→ Problem statement
Throughout the records below, find the lines with the string "screenshot" and give how many there are, nothing else.

(Dataset excerpts)
=-=-=

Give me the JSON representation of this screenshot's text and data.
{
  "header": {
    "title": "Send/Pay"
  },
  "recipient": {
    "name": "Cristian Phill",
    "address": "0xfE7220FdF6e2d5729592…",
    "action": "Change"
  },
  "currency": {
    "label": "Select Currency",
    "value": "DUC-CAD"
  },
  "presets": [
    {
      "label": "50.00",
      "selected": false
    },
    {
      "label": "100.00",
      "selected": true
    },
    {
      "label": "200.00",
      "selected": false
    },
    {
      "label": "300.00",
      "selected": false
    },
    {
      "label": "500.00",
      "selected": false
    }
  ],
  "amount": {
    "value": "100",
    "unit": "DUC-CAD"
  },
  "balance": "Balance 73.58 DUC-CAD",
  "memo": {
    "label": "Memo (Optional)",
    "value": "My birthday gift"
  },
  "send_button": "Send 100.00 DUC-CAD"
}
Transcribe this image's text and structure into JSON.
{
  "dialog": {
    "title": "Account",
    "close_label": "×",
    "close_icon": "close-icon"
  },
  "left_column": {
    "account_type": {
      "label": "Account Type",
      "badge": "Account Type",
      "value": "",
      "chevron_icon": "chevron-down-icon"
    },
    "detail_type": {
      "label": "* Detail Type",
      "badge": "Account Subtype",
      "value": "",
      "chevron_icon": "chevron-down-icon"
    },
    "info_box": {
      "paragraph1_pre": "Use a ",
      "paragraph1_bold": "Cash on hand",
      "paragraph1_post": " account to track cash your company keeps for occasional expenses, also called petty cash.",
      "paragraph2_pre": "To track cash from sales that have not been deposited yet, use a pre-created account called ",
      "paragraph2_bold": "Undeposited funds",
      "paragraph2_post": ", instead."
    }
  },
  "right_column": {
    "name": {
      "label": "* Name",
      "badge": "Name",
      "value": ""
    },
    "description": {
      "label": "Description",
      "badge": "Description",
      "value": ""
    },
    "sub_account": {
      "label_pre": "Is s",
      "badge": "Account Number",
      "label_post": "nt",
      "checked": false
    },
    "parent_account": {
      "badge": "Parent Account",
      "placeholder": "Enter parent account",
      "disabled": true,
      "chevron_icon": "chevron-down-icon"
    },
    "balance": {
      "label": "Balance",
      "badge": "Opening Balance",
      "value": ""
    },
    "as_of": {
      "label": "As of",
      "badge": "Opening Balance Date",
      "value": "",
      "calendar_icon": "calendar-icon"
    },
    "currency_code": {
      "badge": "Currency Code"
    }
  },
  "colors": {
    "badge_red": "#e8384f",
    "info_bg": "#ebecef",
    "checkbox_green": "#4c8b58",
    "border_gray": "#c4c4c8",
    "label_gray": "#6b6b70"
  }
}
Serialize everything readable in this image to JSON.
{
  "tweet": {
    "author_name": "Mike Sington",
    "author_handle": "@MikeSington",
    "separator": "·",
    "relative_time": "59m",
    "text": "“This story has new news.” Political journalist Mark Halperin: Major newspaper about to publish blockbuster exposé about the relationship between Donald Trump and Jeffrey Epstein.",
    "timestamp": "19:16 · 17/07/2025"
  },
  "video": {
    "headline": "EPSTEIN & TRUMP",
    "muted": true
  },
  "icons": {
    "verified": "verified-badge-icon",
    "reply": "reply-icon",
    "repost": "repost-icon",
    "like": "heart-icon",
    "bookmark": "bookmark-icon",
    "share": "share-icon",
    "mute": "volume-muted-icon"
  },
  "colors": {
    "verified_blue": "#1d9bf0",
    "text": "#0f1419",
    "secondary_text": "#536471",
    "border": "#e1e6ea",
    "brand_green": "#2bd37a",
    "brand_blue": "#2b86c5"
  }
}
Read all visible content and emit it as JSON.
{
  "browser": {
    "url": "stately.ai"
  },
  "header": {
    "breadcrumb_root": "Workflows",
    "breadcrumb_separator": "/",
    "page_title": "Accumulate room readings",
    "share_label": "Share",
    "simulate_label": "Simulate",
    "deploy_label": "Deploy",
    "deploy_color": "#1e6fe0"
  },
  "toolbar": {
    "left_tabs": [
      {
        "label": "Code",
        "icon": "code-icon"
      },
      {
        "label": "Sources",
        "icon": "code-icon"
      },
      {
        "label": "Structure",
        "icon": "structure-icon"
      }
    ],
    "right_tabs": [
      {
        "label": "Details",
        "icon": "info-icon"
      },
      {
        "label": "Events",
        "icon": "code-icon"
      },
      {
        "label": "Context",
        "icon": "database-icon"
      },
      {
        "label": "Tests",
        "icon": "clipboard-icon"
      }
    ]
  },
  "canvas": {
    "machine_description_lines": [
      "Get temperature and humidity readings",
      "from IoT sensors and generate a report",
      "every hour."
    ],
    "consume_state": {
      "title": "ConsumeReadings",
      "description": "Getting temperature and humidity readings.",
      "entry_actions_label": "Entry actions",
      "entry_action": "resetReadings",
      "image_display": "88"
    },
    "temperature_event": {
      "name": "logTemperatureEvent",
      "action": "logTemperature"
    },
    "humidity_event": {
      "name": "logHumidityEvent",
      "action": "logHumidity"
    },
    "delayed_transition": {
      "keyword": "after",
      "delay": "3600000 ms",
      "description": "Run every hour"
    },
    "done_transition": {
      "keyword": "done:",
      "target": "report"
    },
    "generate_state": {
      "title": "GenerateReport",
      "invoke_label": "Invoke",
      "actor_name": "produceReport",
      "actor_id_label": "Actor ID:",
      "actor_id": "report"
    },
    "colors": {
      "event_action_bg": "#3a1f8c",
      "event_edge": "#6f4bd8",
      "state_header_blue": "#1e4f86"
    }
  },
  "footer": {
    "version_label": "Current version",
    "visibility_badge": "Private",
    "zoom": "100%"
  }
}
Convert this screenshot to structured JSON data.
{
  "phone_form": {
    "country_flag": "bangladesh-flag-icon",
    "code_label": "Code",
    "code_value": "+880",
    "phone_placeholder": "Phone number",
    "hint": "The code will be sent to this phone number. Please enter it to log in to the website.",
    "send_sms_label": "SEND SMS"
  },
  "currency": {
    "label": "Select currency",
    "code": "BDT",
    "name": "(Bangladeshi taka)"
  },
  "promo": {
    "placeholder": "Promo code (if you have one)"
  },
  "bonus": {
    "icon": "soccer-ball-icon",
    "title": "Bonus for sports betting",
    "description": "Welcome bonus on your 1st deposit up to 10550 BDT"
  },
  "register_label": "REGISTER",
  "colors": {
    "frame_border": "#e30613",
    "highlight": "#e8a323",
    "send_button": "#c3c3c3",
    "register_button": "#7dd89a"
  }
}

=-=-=

→ Output below
2